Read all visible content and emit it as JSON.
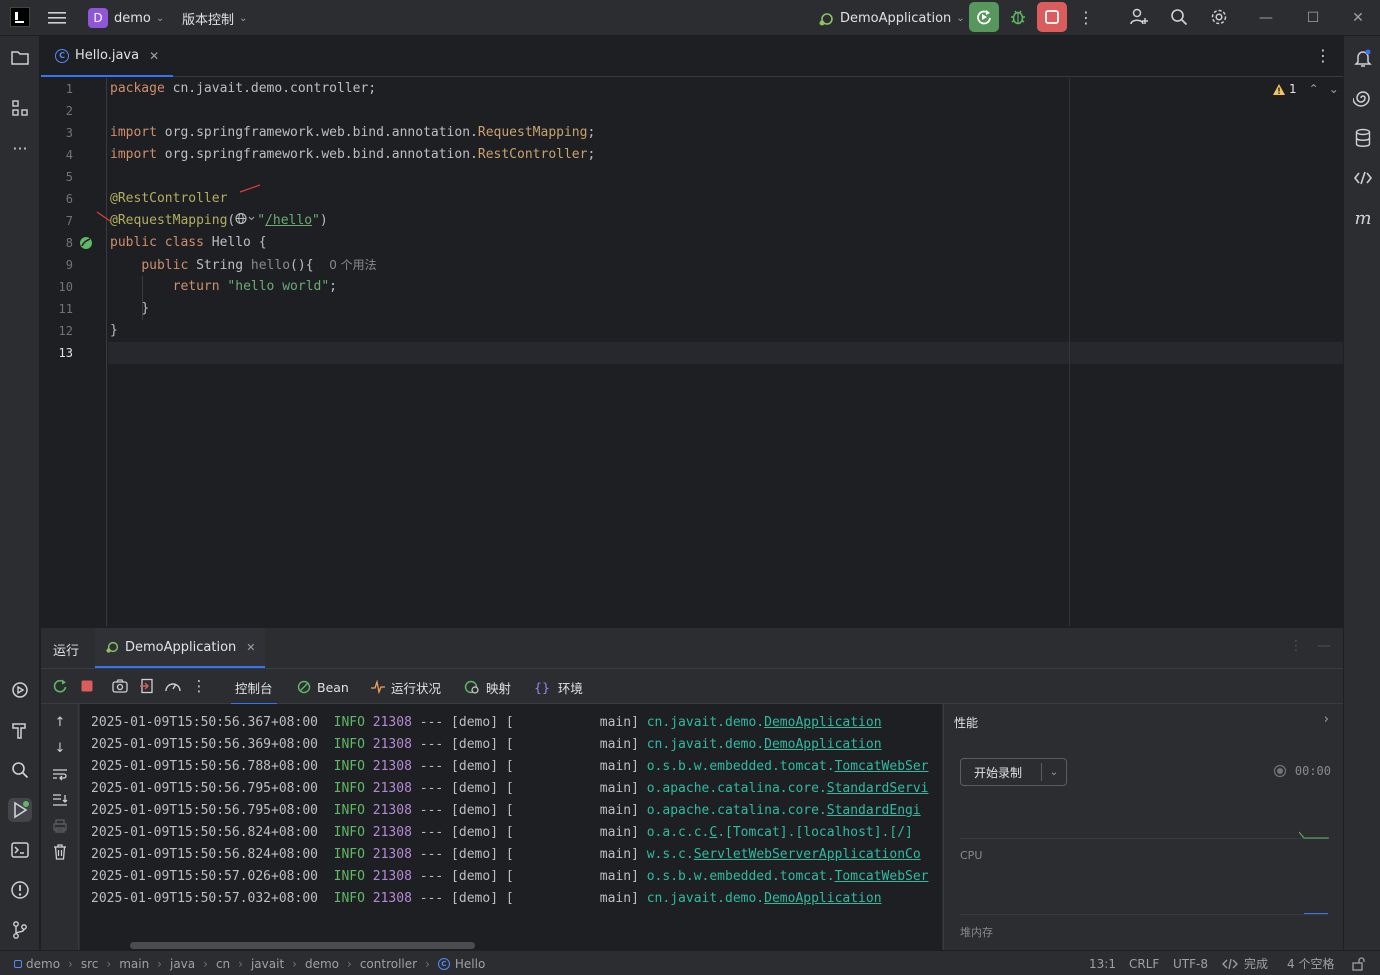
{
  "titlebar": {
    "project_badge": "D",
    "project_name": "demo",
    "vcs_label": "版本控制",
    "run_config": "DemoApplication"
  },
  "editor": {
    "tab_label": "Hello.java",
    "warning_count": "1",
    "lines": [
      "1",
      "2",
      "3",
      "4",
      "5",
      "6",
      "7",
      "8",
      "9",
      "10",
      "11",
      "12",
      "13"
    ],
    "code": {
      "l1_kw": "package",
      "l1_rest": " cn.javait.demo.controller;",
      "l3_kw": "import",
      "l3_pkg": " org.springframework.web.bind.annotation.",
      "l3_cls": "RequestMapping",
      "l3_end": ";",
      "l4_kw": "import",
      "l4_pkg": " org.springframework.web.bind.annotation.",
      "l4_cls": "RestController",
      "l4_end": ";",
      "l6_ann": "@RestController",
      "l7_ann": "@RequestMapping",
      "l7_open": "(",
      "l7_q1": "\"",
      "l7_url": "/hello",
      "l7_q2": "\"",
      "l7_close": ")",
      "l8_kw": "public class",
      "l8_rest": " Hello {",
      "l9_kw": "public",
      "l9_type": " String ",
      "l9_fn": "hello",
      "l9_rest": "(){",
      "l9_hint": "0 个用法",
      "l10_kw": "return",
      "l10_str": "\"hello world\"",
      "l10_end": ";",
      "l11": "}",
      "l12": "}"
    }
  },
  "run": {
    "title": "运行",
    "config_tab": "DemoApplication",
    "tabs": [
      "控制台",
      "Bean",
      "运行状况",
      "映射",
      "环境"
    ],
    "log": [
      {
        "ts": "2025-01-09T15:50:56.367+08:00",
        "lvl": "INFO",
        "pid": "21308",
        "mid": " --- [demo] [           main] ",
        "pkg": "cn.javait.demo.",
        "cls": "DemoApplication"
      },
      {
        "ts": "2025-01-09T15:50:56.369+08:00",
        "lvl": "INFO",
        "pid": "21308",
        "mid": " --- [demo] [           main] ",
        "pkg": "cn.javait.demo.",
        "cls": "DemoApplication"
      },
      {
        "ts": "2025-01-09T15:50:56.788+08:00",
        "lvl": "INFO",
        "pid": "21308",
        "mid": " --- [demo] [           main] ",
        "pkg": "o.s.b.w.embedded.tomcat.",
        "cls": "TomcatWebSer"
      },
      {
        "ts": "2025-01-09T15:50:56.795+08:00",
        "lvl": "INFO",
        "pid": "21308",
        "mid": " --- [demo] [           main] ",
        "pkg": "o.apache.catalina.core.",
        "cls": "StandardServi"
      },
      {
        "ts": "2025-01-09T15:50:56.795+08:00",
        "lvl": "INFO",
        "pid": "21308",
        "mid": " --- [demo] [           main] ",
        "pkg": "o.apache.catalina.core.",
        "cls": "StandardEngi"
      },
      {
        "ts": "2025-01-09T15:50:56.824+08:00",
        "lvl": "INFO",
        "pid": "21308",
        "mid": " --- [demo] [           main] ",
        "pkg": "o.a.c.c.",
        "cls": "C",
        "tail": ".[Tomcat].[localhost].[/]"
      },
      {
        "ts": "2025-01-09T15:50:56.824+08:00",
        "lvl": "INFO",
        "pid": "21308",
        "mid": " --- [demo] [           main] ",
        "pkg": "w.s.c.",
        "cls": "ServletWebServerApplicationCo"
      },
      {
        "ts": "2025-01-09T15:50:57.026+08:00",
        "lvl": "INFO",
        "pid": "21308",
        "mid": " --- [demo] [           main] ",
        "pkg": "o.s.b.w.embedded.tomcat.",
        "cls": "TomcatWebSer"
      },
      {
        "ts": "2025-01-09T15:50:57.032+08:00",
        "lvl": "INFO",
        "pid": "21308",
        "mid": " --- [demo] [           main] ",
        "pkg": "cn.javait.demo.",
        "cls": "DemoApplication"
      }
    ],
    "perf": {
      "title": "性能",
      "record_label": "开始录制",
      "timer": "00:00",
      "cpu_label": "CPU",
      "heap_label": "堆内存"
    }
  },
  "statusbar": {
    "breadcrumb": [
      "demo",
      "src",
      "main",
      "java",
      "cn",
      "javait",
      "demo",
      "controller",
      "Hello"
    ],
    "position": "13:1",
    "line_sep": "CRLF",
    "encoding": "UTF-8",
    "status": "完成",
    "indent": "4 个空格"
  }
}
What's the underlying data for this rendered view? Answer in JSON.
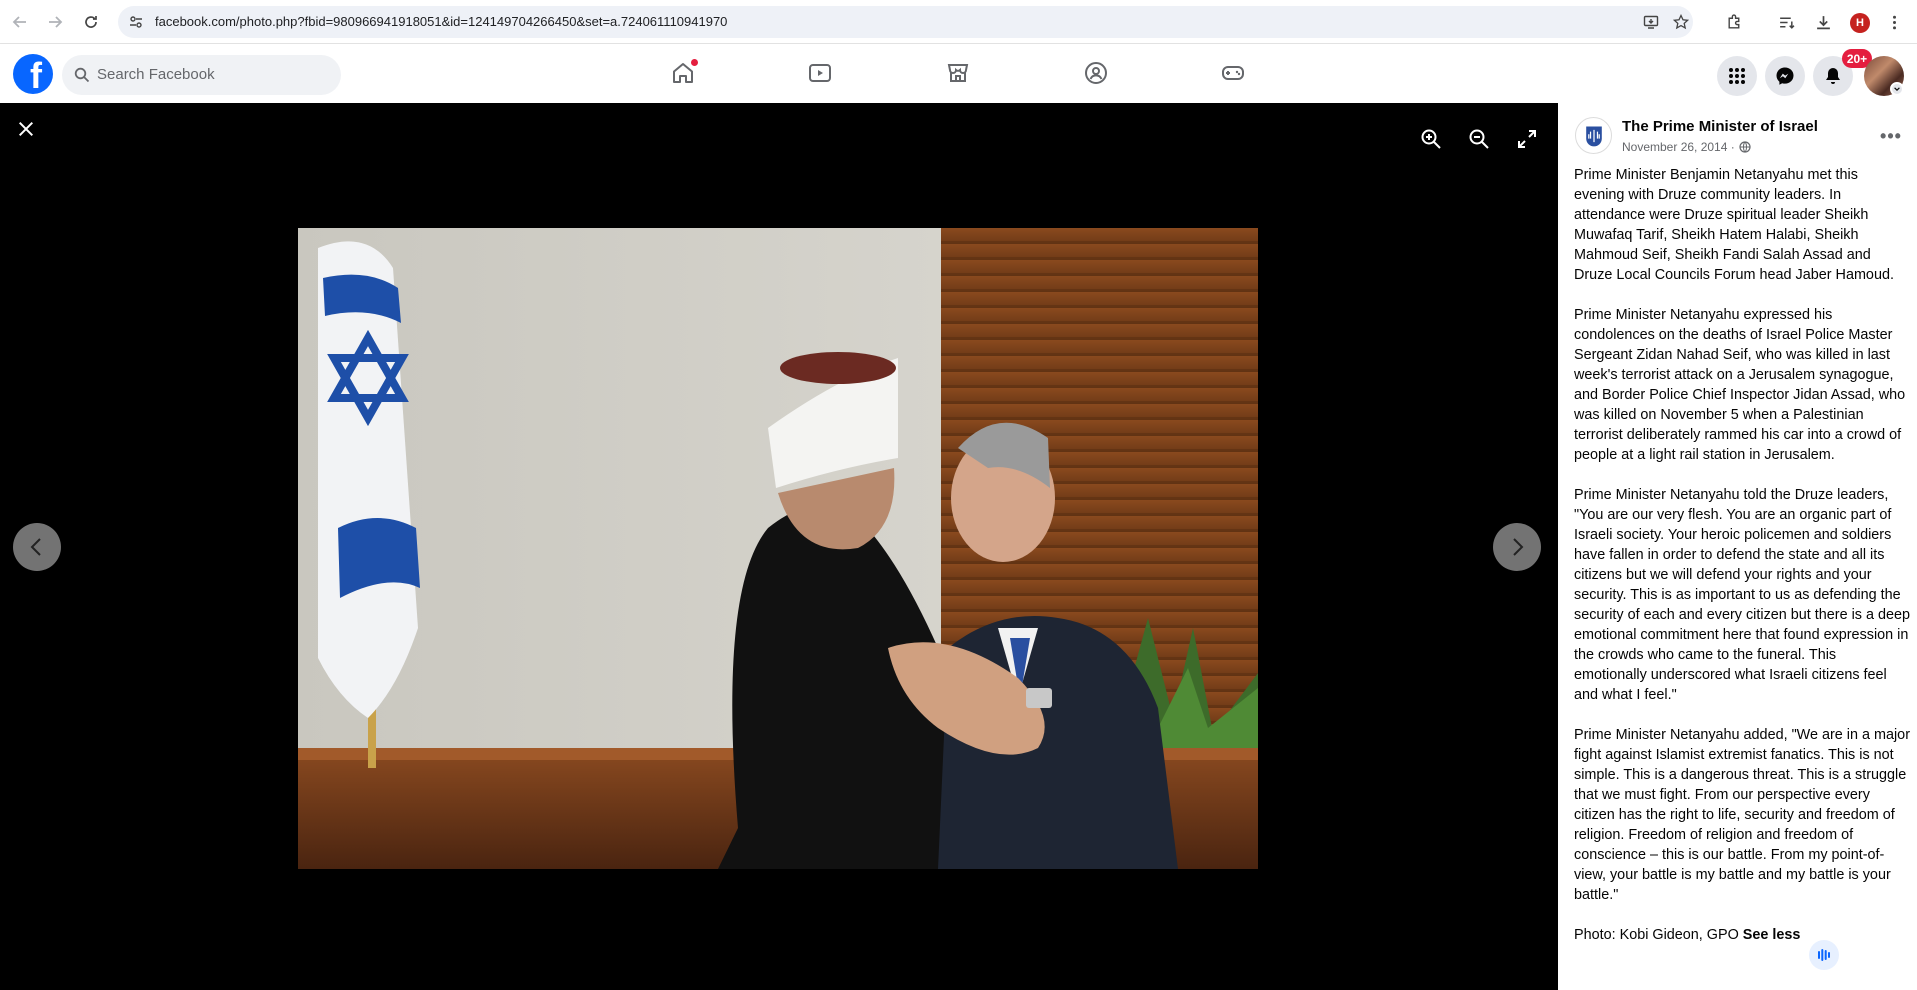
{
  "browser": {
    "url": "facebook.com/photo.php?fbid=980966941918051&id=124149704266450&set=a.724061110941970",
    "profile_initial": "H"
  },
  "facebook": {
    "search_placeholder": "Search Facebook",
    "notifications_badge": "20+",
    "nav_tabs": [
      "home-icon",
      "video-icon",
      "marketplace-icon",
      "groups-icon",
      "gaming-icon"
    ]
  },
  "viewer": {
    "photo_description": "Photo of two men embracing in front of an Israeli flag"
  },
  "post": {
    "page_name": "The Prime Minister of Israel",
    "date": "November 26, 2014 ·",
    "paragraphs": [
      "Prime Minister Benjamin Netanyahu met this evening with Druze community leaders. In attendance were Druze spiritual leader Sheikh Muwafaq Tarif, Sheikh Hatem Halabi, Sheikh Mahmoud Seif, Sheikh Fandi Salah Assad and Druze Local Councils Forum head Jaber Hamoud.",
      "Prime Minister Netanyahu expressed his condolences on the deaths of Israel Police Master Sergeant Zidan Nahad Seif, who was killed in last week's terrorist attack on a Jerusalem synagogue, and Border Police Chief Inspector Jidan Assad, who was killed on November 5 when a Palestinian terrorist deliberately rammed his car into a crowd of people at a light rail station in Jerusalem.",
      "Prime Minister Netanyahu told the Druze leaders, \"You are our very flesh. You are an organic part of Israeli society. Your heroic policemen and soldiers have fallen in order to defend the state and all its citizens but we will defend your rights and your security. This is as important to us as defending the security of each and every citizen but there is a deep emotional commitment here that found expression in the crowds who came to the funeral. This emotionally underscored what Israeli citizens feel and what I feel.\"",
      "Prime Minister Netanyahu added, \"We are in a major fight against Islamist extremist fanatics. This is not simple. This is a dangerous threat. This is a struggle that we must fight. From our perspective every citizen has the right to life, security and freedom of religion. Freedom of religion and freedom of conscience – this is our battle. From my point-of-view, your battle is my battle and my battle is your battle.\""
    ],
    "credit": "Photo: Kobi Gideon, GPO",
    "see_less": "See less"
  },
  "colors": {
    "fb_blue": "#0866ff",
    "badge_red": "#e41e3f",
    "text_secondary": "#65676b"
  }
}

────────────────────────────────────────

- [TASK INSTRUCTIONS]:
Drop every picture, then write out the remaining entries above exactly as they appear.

- [ANSWER BOX]:
Read all visible content and emit it as JSON.
{
  "titlebar": {
    "project_badge": "D",
    "project_name": "demo",
    "vcs_label": "版本控制",
    "run_config": "DemoApplication"
  },
  "editor": {
    "tab_label": "Hello.java",
    "warning_count": "1",
    "lines": [
      "1",
      "2",
      "3",
      "4",
      "5",
      "6",
      "7",
      "8",
      "9",
      "10",
      "11",
      "12",
      "13"
    ],
    "code": {
      "l1_kw": "package",
      "l1_rest": " cn.javait.demo.controller;",
      "l3_kw": "import",
      "l3_pkg": " org.springframework.web.bind.annotation.",
      "l3_cls": "RequestMapping",
      "l3_end": ";",
      "l4_kw": "import",
      "l4_pkg": " org.springframework.web.bind.annotation.",
      "l4_cls": "RestController",
      "l4_end": ";",
      "l6_ann": "@RestController",
      "l7_ann": "@RequestMapping",
      "l7_open": "(",
      "l7_q1": "\"",
      "l7_url": "/hello",
      "l7_q2": "\"",
      "l7_close": ")",
      "l8_kw": "public class",
      "l8_rest": " Hello {",
      "l9_kw": "public",
      "l9_type": " String ",
      "l9_fn": "hello",
      "l9_rest": "(){",
      "l9_hint": "0 个用法",
      "l10_kw": "return",
      "l10_str": "\"hello world\"",
      "l10_end": ";",
      "l11": "}",
      "l12": "}"
    }
  },
  "run": {
    "title": "运行",
    "config_tab": "DemoApplication",
    "tabs": [
      "控制台",
      "Bean",
      "运行状况",
      "映射",
      "环境"
    ],
    "log": [
      {
        "ts": "2025-01-09T15:50:56.367+08:00",
        "lvl": "INFO",
        "pid": "21308",
        "mid": " --- [demo] [           main] ",
        "pkg": "cn.javait.demo.",
        "cls": "DemoApplication"
      },
      {
        "ts": "2025-01-09T15:50:56.369+08:00",
        "lvl": "INFO",
        "pid": "21308",
        "mid": " --- [demo] [           main] ",
        "pkg": "cn.javait.demo.",
        "cls": "DemoApplication"
      },
      {
        "ts": "2025-01-09T15:50:56.788+08:00",
        "lvl": "INFO",
        "pid": "21308",
        "mid": " --- [demo] [           main] ",
        "pkg": "o.s.b.w.embedded.tomcat.",
        "cls": "TomcatWebSer"
      },
      {
        "ts": "2025-01-09T15:50:56.795+08:00",
        "lvl": "INFO",
        "pid": "21308",
        "mid": " --- [demo] [           main] ",
        "pkg": "o.apache.catalina.core.",
        "cls": "StandardServi"
      },
      {
        "ts": "2025-01-09T15:50:56.795+08:00",
        "lvl": "INFO",
        "pid": "21308",
        "mid": " --- [demo] [           main] ",
        "pkg": "o.apache.catalina.core.",
        "cls": "StandardEngi"
      },
      {
        "ts": "2025-01-09T15:50:56.824+08:00",
        "lvl": "INFO",
        "pid": "21308",
        "mid": " --- [demo] [           main] ",
        "pkg": "o.a.c.c.",
        "cls": "C",
        "tail": ".[Tomcat].[localhost].[/]"
      },
      {
        "ts": "2025-01-09T15:50:56.824+08:00",
        "lvl": "INFO",
        "pid": "21308",
        "mid": " --- [demo] [           main] ",
        "pkg": "w.s.c.",
        "cls": "ServletWebServerApplicationCo"
      },
      {
        "ts": "2025-01-09T15:50:57.026+08:00",
        "lvl": "INFO",
        "pid": "21308",
        "mid": " --- [demo] [           main] ",
        "pkg": "o.s.b.w.embedded.tomcat.",
        "cls": "TomcatWebSer"
      },
      {
        "ts": "2025-01-09T15:50:57.032+08:00",
        "lvl": "INFO",
        "pid": "21308",
        "mid": " --- [demo] [           main] ",
        "pkg": "cn.javait.demo.",
        "cls": "DemoApplication"
      }
    ],
    "perf": {
      "title": "性能",
      "record_label": "开始录制",
      "timer": "00:00",
      "cpu_label": "CPU",
      "heap_label": "堆内存"
    }
  },
  "statusbar": {
    "breadcrumb": [
      "demo",
      "src",
      "main",
      "java",
      "cn",
      "javait",
      "demo",
      "controller",
      "Hello"
    ],
    "position": "13:1",
    "line_sep": "CRLF",
    "encoding": "UTF-8",
    "status": "完成",
    "indent": "4 个空格"
  }
}
What's the underlying data for this rendered view? Answer in JSON.
{
  "browser": {
    "url": "facebook.com/photo.php?fbid=980966941918051&id=124149704266450&set=a.724061110941970",
    "profile_initial": "H"
  },
  "facebook": {
    "search_placeholder": "Search Facebook",
    "notifications_badge": "20+",
    "nav_tabs": [
      "home-icon",
      "video-icon",
      "marketplace-icon",
      "groups-icon",
      "gaming-icon"
    ]
  },
  "viewer": {
    "photo_description": "Photo of two men embracing in front of an Israeli flag"
  },
  "post": {
    "page_name": "The Prime Minister of Israel",
    "date": "November 26, 2014 ·",
    "paragraphs": [
      "Prime Minister Benjamin Netanyahu met this evening with Druze community leaders. In attendance were Druze spiritual leader Sheikh Muwafaq Tarif, Sheikh Hatem Halabi, Sheikh Mahmoud Seif, Sheikh Fandi Salah Assad and Druze Local Councils Forum head Jaber Hamoud.",
      "Prime Minister Netanyahu expressed his condolences on the deaths of Israel Police Master Sergeant Zidan Nahad Seif, who was killed in last week's terrorist attack on a Jerusalem synagogue, and Border Police Chief Inspector Jidan Assad, who was killed on November 5 when a Palestinian terrorist deliberately rammed his car into a crowd of people at a light rail station in Jerusalem.",
      "Prime Minister Netanyahu told the Druze leaders, \"You are our very flesh. You are an organic part of Israeli society. Your heroic policemen and soldiers have fallen in order to defend the state and all its citizens but we will defend your rights and your security. This is as important to us as defending the security of each and every citizen but there is a deep emotional commitment here that found expression in the crowds who came to the funeral. This emotionally underscored what Israeli citizens feel and what I feel.\"",
      "Prime Minister Netanyahu added, \"We are in a major fight against Islamist extremist fanatics. This is not simple. This is a dangerous threat. This is a struggle that we must fight. From our perspective every citizen has the right to life, security and freedom of religion. Freedom of religion and freedom of conscience – this is our battle. From my point-of-view, your battle is my battle and my battle is your battle.\""
    ],
    "credit": "Photo: Kobi Gideon, GPO",
    "see_less": "See less"
  },
  "colors": {
    "fb_blue": "#0866ff",
    "badge_red": "#e41e3f",
    "text_secondary": "#65676b"
  }
}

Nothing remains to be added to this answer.